Over the first six months of this young presidency, President Donald Trump’s approach to the office has been characterized by self-interest, defiance of basic democratic norms, and often incoherent or self-contradictory communications and priorities. In the face of historic lows in public trust in government and an increasingly polarized electorate, we’ve seen a regression to secrecy in both Congress and the White House. The change has not gone unnoticed around the globe, as our nation’s standing to defend democracy and our government’s ability to advocate for anti-corruption efforts has been precipitously eroded.
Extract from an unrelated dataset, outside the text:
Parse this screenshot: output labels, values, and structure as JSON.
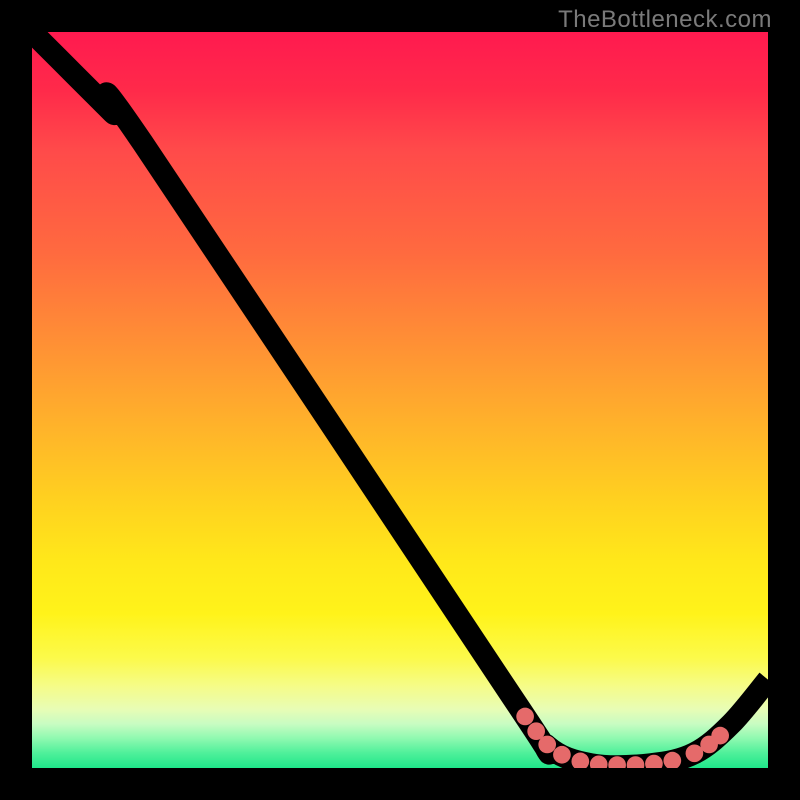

In this report, we offer a comprehensive but not exhaustive accounting of the Trump administration’s record on open government to date. More than seven months after we first considered what Trump would mean for open government, the questions we sent to the White House were never formally answered. The actions of this administration, however, speak for themselves. Whatever transparency the President of the United States is demonstrating by speaking directly to the public on Twitter is outweighed by his refusal to disclose and divest, undermined by the opacity of their authorship, and weighted down by false claims and misleading assertions. This president publicly accused his predecessor of wiretapping his campaign with no evidence. If that’s transparency, the word itself has been devalued. Our conclusion on the Trump administration’s record on open government at six months is inescapable: this is a secretive administration, allergic to transparency, ethically compromised, and hostile to the essential role that journalism plays in a democracy.
[Commentary] Economists see market concentration as the culprit behind some of the US economy’s most persistent ailments—the decline of workers’ share of national income, the rise of inequality, the decrease in business startups, the dearth of job creation, and the fall in research and development spending. Can Big Tech really be behind all that? Economists are starting to provide the evidence.
David Autor, the MIT economics professor who famously showed the pernicious effects of free-trade deals on Midwestern communities, is one. A recent paper he co-wrote argues that prestigious technology brands, using the internet’s global reach, are able to push out rivals and become winner-take-all “superstar” companies. They’re highly profitable, and their lucky employees generally earn higher salaries to boot. They don’t engage in the predatory behavior of yore, such as selling goods below the cost of production to steal market share and cripple competitors. After all, the services that Facebook and Google offer are free (if you don’t consider giving up your personal data and privacy rights to be a cost). However, academics have documented how these companies employ far fewer people than the largest companies of decades past while taking a disproportionate share of national profits. As they grow and occupy a bigger part of the economy, median wages stagnate and labor’s share of gross domestic product declines. Labor’s shrinking share of output is widely implicated in the broader economic growth slowdown.
In 1956 the US forced Bell Labs to license its patents to all comers. The result was a deluge of innovation (semiconductors, solar cells, lasers, cell phones, computer languages, and satellites) commercialized by new companies (Fairchild Semiconductor International, Motorola, Intel, and Texas Instruments) and the formation of Silicon Valley. Why not require the tech superstars to do the same? Who knows what forces that might unleash.